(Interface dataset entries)
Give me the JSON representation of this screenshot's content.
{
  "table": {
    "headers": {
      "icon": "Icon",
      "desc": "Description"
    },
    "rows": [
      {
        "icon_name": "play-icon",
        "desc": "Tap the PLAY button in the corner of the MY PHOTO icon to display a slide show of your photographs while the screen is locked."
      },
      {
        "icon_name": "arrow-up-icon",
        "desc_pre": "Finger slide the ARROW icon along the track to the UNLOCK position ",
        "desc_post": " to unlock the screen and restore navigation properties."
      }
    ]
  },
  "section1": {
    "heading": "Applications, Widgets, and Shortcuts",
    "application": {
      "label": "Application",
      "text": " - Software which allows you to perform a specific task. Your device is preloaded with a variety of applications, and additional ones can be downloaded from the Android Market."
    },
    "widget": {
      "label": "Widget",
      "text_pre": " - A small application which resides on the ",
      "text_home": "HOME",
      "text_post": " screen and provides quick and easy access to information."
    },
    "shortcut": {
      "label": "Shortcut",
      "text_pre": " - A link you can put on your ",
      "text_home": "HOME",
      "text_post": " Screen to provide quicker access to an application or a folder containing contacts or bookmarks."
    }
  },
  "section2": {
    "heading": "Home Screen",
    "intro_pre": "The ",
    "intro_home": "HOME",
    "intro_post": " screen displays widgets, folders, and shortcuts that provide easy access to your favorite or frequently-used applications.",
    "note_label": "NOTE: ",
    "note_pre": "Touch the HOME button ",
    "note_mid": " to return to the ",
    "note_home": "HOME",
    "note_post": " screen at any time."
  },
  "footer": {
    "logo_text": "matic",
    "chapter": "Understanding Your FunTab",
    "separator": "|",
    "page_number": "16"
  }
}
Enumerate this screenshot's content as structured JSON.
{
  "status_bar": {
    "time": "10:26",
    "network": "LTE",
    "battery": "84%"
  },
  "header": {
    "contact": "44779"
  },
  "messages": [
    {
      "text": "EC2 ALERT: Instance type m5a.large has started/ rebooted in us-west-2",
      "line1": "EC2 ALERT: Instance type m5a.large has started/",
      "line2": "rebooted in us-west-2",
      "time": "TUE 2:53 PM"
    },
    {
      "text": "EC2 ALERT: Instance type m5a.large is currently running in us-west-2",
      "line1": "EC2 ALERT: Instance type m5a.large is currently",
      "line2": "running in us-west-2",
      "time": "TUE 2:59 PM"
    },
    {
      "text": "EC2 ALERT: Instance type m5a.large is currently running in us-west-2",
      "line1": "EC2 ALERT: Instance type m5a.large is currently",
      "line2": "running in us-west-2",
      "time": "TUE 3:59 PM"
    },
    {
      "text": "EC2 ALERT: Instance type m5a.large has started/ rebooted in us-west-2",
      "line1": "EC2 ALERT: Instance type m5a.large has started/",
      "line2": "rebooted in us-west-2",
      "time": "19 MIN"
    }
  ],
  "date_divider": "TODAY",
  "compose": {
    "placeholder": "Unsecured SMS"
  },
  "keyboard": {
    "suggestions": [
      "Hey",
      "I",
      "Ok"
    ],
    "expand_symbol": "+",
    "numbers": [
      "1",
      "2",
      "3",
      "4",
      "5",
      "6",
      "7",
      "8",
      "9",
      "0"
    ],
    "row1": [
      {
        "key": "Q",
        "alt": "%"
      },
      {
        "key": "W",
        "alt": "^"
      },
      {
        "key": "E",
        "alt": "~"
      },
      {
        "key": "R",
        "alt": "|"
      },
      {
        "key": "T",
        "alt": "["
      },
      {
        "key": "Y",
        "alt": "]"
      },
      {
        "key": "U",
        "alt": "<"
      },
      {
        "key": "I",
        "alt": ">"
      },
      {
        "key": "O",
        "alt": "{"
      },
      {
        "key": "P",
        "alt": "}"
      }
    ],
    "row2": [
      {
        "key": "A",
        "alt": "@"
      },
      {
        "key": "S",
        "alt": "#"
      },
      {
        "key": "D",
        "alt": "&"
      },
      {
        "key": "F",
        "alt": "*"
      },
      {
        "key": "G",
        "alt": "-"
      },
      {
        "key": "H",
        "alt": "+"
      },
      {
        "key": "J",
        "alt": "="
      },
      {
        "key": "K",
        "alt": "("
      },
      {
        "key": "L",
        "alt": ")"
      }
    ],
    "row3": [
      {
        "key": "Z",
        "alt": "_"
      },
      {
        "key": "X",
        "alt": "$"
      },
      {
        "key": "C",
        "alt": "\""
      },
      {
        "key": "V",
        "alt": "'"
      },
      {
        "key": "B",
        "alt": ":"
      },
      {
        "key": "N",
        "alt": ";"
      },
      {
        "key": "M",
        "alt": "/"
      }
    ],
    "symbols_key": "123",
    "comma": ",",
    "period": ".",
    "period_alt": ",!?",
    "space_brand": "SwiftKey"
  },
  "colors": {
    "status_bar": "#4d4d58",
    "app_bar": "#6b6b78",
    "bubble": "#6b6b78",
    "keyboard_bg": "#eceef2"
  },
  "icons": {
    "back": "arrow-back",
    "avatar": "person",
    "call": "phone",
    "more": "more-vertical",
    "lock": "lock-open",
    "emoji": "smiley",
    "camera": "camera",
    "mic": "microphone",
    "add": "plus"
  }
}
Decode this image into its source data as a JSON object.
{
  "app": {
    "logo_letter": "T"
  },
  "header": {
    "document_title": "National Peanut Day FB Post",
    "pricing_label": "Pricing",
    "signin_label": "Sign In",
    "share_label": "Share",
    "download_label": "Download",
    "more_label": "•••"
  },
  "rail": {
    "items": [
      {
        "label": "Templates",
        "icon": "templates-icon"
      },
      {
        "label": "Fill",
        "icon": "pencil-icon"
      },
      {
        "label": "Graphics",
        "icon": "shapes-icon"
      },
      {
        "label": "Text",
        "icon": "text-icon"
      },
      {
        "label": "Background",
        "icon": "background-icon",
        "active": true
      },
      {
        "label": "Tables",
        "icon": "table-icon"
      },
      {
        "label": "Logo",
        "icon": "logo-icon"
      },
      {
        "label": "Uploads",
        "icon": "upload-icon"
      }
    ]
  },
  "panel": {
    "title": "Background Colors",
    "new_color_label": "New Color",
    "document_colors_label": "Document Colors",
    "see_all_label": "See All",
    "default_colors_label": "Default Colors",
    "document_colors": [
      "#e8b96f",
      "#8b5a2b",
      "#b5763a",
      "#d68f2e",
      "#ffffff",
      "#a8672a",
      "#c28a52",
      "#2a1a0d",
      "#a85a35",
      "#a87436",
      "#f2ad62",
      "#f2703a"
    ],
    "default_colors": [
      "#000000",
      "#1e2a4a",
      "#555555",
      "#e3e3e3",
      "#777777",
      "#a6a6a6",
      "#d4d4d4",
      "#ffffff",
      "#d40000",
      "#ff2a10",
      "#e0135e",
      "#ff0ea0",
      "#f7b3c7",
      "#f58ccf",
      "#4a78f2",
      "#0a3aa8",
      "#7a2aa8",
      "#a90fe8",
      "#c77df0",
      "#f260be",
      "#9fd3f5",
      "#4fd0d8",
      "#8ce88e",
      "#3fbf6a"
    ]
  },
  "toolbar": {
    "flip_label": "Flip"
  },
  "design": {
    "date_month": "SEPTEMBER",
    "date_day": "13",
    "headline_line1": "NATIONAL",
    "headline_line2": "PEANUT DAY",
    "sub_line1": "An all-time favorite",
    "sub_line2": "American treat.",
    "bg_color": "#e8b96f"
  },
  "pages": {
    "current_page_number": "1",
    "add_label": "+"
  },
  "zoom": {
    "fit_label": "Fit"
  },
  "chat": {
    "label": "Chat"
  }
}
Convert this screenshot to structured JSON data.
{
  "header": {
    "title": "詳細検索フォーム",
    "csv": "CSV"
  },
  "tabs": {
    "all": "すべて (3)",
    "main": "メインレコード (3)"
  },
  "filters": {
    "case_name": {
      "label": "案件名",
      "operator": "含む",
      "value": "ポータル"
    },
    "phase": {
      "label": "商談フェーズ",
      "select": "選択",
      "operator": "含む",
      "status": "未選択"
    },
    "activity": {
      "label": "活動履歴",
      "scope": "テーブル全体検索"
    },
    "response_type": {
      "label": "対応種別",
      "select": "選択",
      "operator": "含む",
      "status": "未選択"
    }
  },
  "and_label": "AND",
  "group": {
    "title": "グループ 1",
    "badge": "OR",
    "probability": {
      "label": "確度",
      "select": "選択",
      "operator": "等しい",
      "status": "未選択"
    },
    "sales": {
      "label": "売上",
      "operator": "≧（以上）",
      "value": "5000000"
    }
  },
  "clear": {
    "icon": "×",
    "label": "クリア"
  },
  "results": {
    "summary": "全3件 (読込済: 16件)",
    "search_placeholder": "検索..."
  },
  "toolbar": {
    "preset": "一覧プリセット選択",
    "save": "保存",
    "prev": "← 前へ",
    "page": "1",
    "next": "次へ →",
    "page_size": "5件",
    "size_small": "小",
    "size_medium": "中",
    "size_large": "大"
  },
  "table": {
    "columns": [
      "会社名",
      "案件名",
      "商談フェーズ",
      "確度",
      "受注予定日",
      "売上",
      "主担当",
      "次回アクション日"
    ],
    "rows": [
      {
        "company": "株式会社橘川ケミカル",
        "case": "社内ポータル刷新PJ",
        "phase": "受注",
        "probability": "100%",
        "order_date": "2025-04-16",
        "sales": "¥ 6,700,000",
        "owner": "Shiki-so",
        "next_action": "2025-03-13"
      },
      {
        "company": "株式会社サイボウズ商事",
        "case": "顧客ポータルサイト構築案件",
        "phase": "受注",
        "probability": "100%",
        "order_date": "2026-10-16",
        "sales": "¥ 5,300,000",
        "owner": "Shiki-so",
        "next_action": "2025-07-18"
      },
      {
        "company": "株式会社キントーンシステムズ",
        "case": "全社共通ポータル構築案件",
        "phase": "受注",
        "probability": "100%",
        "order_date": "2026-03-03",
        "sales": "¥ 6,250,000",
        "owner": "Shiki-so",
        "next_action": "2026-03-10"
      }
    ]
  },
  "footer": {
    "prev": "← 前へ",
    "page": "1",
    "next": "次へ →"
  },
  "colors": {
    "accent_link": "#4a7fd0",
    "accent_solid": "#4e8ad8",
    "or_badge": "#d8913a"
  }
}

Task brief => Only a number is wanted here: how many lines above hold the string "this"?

Response below => 4